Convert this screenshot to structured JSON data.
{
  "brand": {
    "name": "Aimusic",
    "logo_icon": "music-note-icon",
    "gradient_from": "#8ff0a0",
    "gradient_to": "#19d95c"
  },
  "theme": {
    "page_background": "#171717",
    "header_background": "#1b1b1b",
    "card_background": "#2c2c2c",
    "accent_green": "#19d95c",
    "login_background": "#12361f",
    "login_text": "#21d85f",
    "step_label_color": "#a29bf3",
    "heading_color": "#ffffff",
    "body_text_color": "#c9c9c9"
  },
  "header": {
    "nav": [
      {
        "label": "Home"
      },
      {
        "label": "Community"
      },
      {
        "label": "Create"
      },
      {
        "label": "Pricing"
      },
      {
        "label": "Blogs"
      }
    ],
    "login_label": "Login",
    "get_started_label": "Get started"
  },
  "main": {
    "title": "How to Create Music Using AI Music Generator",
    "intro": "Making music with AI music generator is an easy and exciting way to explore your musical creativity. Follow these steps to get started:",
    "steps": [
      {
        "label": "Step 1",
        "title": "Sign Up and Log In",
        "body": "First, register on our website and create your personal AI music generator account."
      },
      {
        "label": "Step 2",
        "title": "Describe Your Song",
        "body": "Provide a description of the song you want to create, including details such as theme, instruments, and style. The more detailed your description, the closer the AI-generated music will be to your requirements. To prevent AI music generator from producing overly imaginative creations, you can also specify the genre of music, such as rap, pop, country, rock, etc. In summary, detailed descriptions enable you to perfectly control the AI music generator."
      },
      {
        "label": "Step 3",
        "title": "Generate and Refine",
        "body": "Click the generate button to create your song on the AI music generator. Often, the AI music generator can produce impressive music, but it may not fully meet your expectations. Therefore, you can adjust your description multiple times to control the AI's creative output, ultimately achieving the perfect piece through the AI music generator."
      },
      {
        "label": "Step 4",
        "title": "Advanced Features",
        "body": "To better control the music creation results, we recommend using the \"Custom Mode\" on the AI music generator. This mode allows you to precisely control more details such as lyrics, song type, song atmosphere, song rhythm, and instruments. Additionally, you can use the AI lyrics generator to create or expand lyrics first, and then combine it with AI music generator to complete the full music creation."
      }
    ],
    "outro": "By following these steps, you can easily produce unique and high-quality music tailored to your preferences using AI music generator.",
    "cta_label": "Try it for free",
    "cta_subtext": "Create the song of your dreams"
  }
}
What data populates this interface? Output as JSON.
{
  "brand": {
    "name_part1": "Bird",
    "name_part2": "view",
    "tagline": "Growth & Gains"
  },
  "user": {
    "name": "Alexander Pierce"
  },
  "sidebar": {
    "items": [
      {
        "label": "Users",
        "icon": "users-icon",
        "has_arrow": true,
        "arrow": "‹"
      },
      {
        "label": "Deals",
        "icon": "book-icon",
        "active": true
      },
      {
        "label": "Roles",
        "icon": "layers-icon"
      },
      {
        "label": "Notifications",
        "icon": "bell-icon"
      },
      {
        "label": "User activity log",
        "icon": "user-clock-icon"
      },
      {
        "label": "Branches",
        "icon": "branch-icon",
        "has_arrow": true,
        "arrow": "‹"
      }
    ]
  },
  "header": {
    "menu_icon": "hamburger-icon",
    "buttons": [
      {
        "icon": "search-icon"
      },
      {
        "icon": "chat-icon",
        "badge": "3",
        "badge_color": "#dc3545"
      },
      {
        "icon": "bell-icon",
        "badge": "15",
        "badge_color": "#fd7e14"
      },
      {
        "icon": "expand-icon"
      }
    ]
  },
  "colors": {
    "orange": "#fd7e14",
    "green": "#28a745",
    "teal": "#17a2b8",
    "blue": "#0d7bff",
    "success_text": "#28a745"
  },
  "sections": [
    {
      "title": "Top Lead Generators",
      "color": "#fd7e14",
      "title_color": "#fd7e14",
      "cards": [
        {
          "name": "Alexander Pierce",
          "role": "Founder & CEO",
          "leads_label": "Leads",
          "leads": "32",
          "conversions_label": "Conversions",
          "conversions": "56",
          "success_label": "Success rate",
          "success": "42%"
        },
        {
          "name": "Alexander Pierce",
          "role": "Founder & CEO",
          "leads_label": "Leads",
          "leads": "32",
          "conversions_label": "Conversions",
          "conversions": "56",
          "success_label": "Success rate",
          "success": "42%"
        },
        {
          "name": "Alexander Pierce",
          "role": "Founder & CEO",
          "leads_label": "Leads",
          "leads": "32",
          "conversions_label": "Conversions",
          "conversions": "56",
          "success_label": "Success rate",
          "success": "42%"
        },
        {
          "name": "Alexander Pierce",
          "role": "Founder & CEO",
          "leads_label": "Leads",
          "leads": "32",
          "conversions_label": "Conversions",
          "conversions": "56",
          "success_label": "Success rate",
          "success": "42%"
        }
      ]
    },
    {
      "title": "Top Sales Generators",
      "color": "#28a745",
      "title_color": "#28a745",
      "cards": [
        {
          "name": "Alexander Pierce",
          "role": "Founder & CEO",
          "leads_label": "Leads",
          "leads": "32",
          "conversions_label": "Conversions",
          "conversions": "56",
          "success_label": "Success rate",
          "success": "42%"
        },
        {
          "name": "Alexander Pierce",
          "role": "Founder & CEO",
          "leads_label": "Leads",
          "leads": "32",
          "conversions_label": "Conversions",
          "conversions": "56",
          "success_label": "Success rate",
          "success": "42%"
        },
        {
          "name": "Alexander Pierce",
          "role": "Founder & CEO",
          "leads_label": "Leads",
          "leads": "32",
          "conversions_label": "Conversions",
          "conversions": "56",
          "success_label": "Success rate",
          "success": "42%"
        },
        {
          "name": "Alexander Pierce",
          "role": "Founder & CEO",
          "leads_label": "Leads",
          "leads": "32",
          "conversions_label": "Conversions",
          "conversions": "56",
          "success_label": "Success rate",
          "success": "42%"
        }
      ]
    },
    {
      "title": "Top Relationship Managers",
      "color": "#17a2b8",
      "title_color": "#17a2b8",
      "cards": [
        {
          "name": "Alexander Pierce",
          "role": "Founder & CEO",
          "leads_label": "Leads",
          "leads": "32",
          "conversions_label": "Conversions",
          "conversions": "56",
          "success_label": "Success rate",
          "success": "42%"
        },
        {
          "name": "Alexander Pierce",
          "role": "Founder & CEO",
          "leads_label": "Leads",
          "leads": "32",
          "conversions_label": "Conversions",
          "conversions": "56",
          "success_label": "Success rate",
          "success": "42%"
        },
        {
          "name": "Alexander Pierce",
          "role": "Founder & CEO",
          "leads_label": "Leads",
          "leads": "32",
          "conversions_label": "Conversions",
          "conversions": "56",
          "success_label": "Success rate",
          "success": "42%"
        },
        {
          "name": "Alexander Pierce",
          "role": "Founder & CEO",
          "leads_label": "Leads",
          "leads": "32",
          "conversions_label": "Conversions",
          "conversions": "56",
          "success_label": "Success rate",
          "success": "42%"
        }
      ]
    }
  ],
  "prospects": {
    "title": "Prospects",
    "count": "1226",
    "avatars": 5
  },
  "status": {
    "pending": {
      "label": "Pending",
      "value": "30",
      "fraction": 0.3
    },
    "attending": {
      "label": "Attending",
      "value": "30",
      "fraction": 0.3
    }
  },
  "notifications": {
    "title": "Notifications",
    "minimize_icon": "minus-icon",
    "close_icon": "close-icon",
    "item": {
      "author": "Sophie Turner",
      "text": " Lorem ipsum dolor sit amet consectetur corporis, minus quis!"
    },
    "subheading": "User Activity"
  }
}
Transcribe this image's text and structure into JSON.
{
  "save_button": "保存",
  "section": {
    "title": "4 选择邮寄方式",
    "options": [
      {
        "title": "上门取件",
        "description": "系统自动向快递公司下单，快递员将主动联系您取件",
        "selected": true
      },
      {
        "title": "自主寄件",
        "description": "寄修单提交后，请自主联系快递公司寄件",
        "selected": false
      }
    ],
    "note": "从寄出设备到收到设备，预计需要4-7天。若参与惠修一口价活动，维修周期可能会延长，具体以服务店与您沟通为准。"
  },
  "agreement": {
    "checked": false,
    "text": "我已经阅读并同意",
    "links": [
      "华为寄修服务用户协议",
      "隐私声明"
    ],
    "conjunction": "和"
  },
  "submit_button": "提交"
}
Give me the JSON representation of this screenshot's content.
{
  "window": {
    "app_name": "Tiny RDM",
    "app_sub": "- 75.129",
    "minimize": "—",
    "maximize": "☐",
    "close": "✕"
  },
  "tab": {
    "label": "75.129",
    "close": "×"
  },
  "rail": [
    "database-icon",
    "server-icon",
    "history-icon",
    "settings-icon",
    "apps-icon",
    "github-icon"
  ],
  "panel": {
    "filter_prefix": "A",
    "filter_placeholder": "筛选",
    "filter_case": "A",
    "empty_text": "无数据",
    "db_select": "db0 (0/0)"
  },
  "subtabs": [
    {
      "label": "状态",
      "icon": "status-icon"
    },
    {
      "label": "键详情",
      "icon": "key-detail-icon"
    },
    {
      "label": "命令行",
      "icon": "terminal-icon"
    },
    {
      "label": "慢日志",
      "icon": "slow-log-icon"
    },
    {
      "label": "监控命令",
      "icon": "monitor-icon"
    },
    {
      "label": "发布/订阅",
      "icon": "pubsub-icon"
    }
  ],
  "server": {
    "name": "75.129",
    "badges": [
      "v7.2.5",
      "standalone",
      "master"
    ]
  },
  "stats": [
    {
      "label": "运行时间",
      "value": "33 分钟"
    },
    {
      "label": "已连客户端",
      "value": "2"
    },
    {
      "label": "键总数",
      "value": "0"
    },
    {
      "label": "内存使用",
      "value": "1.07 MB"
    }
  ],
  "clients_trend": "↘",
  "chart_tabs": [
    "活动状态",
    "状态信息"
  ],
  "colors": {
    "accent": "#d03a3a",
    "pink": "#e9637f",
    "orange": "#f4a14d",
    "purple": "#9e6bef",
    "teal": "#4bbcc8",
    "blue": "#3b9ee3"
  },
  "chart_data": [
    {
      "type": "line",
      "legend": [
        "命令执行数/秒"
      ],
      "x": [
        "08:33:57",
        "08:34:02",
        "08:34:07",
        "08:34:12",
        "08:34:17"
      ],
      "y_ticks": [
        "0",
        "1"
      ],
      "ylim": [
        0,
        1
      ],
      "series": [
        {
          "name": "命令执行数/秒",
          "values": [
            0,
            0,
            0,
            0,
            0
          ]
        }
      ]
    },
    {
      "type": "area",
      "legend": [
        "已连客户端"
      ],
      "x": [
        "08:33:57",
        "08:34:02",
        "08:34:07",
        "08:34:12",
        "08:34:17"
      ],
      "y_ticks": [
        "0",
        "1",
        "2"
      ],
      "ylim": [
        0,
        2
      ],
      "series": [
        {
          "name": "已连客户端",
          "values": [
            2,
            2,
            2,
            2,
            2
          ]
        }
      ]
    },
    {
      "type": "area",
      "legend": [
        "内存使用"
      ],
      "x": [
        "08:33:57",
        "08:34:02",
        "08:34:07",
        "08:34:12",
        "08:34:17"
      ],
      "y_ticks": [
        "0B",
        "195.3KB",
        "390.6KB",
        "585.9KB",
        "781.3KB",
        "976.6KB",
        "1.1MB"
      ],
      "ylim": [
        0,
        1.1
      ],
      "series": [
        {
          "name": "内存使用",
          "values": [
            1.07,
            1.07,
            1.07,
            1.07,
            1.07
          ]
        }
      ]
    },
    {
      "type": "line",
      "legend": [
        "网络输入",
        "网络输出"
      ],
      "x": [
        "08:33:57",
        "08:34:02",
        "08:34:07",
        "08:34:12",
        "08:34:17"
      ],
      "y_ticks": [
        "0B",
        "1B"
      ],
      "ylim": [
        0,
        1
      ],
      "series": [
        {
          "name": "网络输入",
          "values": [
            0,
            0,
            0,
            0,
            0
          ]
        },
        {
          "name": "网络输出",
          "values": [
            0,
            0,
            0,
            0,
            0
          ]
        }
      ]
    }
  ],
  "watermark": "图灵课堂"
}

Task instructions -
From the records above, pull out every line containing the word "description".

Solution to this exercise -
        "body": "Provide a description of the song you want to create, including details such as theme, instruments, and style. The more detailed your description, the closer the AI-generated music will be to your requirements. To prevent AI music generator from producing overly imaginative creations, you can also specify the genre of music, such as rap, pop, country, rock, etc. In summary, detailed descriptions enable you to perfectly control the AI music generator."
        "body": "Click the generate button to create your song on the AI music generator. Often, the AI music generator can produce impressive music, but it may not fully meet your expectations. Therefore, you can adjust your description multiple times to control the AI's creative output, ultimately achieving the perfect piece through the AI music generator."
        "description": "系统自动向快递公司下单，快递员将主动联系您取件",
        "description": "寄修单提交后，请自主联系快递公司寄件",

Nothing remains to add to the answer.